The new two-year policy provides among the highest public sector wages growth in
the country with employees offered a 3.0 per cent remuneration increase per annum
in 2022-23 and 2023-24, with a possible further 0.5 per cent on offer in 2023-24 for
employees that make a substantial contribution to productivity enhancing reforms Mr Perrottet, the NSW State Premier, explained.
“Healthcare workers say they’re under unprecedented pressure as they face a perfect storm of surging demand, workforce shortages and a daunting backlog caused by pandemic shutdowns,” according to the 7:30 Report which aired June 6.
This would make increasing productivity highly unlikely for nurses and health workers thus the 0.5 per cent top up would be out of reach.
“We sought a modest pay rise of 4.75 per cent, given the wage freeze our members suffered in 2020, they will be insulted by the 3 per cent offer and hints of a further 0.5 per cent next year if they promise to work even harder.
“NSW needs a government willing to be transparent and accountable. Today’s announcements achieve neither of these things and further highlight how out of touch they are with issues facing our state’s health workforce,” NSWNMA Acting Assistant General Secretary, Michael Whaites, said.

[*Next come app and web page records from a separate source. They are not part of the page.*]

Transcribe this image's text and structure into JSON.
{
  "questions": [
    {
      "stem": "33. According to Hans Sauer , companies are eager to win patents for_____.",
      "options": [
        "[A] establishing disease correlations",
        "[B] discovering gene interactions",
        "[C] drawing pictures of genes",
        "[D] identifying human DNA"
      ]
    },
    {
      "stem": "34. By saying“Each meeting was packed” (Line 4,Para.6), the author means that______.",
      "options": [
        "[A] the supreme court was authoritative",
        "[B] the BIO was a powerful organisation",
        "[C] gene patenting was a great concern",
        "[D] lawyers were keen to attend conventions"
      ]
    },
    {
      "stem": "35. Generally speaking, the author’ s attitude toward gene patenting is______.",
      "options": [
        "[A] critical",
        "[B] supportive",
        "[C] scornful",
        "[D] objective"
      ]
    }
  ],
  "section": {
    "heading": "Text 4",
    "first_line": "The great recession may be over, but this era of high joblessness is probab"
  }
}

It appears the casual workers and part time employees who have worked hard in the past two years according to Mr Whaites may miss out on the $3,000 bonus.
“There’s also no clarity if casual nursing staff or those on temporary contracts will receive this payment, many of whom worked beyond fulltime hours in this pandemic to help their workplaces and communities. It would be deplorable if these hardworking nurses and midwives were arbitrarily excluded,” he said.
Nurses have already struck twice this year regarding ratios for nursing staff in the workplace and better pay.
“We need shift by shift ratios in NSW to deliver safe staffing and improve the working conditions of those who have endured so much while keeping our communities safe,” NSWNMA Acting General Secretary, Shaye Candish, said.
Local nurses explain
Nurse ratios are used in other states to ensure safety and help stop burn out, they equal one nurse per three patients in the emergency department and four patients per nurse in all other departments is the standard ratios supported widely by research and implemented in other states, Ms Bragga the local NSW Nursing and Midwives Association representative said.
She added that at times the nurse ratio at the hospital could reach 12 patients per nurse in the emergency department.
“Nurses are overworked, we are doing double shifts and overtime and then they come back the next morning to do it all over again.
That causes burnout, exhaustion and fatigue, which then leads to mistakes, things being missed, nurses are doing so much we are missing out when patients start deteriorating’”
She explained the strain on nurses becomes greater as they feel they are failing in the job.
“It hangs over your head, she said, you will wake up at 2am in the morning and go, ‘I forgot to do this or I forgot to do that,’ which further causes anxiety about going to work every day knowing you’re not able to uphold the standard of care you want to.